    • Democratic sponsorship. 
    • Passed second reading. 
  • New Hampshire SB61: This bill would prohibit collective bargaining agreements that require employees to join a labor union. 
    • Republican sponsorship. 
    • House Labor, Industrial and Rehabilitative Services executive session scheduled for March 30. 
  • Oregon HB3029: This bill would require the Employment Relations Board to develop procedures for authorizations designating bargaining unit representatives. 
    • Democratic sponsorship. 
    • House Business and Labor Committee work session March 15. 
  • Tennessee HJR0072: A constitutional amendment that would bar any person, corporation, or governmental entity from denying employment due to an individual’s affiliation status with a union or other employee organization. 
    • Republican sponsorship. 
    • House Commerce Committee reported favorably March 16. Referred to House Finance, Ways, and Means Committee.  
  • Washington SB5133: This bill amends the definition of a “confidential employee” for the purposes of collective bargaining. 
    • Democratic sponsorship. 
    • House Labor and Workplace Standards Committee executive session March 19. 
  • West Virginia HB3124: This bill would permit collective bargaining by public-sector employees. 
    • Bipartisan sponsorship. 
    • Referred to House Government Organization Committee March 12. 
  • West Virginia SB11: This bill would prohibit public-sector employees from striking.

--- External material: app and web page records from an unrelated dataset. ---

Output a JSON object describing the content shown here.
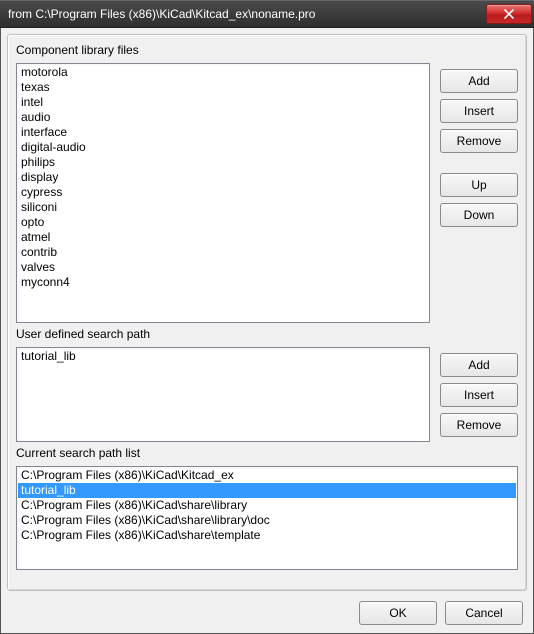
{
  "window": {
    "title": "from C:\\Program Files (x86)\\KiCad\\Kitcad_ex\\noname.pro"
  },
  "sections": {
    "libs_label": "Component library files",
    "user_path_label": "User defined search path",
    "search_list_label": "Current search path list"
  },
  "lib_items": [
    "motorola",
    "texas",
    "intel",
    "audio",
    "interface",
    "digital-audio",
    "philips",
    "display",
    "cypress",
    "siliconi",
    "opto",
    "atmel",
    "contrib",
    "valves",
    "myconn4"
  ],
  "user_paths": [
    "tutorial_lib"
  ],
  "search_paths": [
    "C:\\Program Files (x86)\\KiCad\\Kitcad_ex",
    "tutorial_lib",
    "C:\\Program Files (x86)\\KiCad\\share\\library",
    "C:\\Program Files (x86)\\KiCad\\share\\library\\doc",
    "C:\\Program Files (x86)\\KiCad\\share\\template"
  ],
  "search_selected_index": 1,
  "buttons": {
    "add": "Add",
    "insert": "Insert",
    "remove": "Remove",
    "up": "Up",
    "down": "Down",
    "ok": "OK",
    "cancel": "Cancel"
  }
}
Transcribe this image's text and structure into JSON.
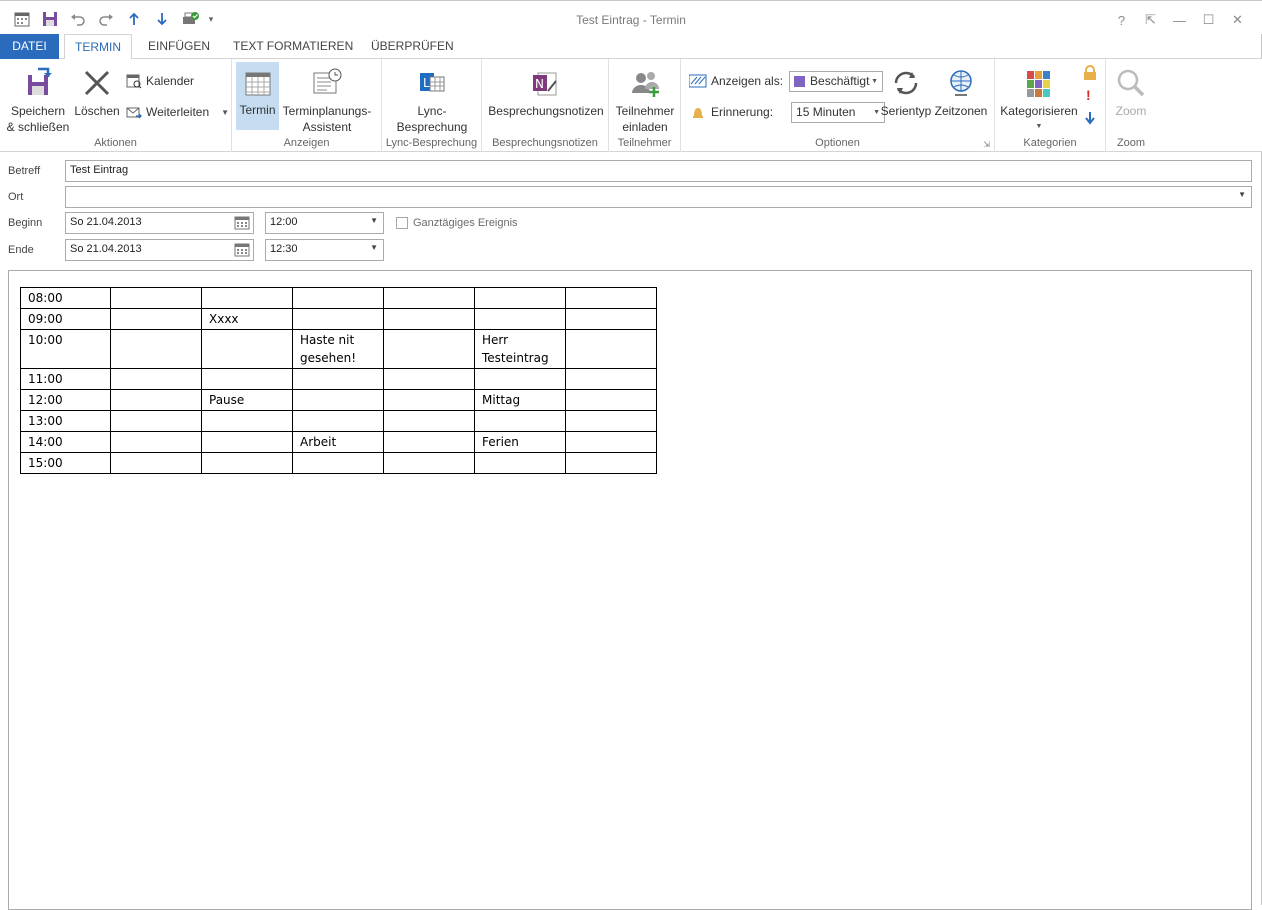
{
  "window": {
    "title": "Test Eintrag - Termin",
    "controls": [
      "?",
      "⇱",
      "—",
      "☐",
      "✕"
    ]
  },
  "tabs": [
    "DATEI",
    "TERMIN",
    "EINFÜGEN",
    "TEXT FORMATIEREN",
    "ÜBERPRÜFEN"
  ],
  "ribbon": {
    "aktionen": {
      "label": "Aktionen",
      "save": "Speichern\n& schließen",
      "save_l1": "Speichern",
      "save_l2": "& schließen",
      "delete": "Löschen",
      "calendar": "Kalender",
      "forward": "Weiterleiten"
    },
    "anzeigen": {
      "label": "Anzeigen",
      "termin": "Termin",
      "assist_l1": "Terminplanungs-",
      "assist_l2": "Assistent"
    },
    "lync": {
      "label": "Lync-Besprechung",
      "l1": "Lync-",
      "l2": "Besprechung"
    },
    "notizen": {
      "label": "Besprechungsnotizen",
      "btn": "Besprechungsnotizen"
    },
    "teilnehmer": {
      "label": "Teilnehmer",
      "l1": "Teilnehmer",
      "l2": "einladen"
    },
    "optionen": {
      "label": "Optionen",
      "show_as_label": "Anzeigen als:",
      "show_as_value": "Beschäftigt",
      "reminder_label": "Erinnerung:",
      "reminder_value": "15 Minuten",
      "recurrence": "Serientyp",
      "timezones": "Zeitzonen"
    },
    "kategorien": {
      "label": "Kategorien",
      "categorize": "Kategorisieren"
    },
    "zoom": {
      "label": "Zoom",
      "btn": "Zoom"
    }
  },
  "form": {
    "subject_label": "Betreff",
    "subject_value": "Test Eintrag",
    "location_label": "Ort",
    "location_value": "",
    "start_label": "Beginn",
    "start_date": "So 21.04.2013",
    "start_time": "12:00",
    "allday_label": "Ganztägiges Ereignis",
    "end_label": "Ende",
    "end_date": "So 21.04.2013",
    "end_time": "12:30"
  },
  "schedule": {
    "rows": [
      [
        "08:00",
        "",
        "",
        "",
        "",
        "",
        ""
      ],
      [
        "09:00",
        "",
        "Xxxx",
        "",
        "",
        "",
        ""
      ],
      [
        "10:00",
        "",
        "",
        "Haste nit gesehen!",
        "",
        "Herr Testeintrag",
        ""
      ],
      [
        "11:00",
        "",
        "",
        "",
        "",
        "",
        ""
      ],
      [
        "12:00",
        "",
        "Pause",
        "",
        "",
        "Mittag",
        ""
      ],
      [
        "13:00",
        "",
        "",
        "",
        "",
        "",
        ""
      ],
      [
        "14:00",
        "",
        "",
        "Arbeit",
        "",
        "Ferien",
        ""
      ],
      [
        "15:00",
        "",
        "",
        "",
        "",
        "",
        ""
      ]
    ]
  },
  "colors": {
    "accent": "#2a6bbd",
    "selected": "#c5dcf1",
    "busy": "#8064c4"
  }
}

    • Republican sponsorship. 
    • Enacted without governor’s signature March 16.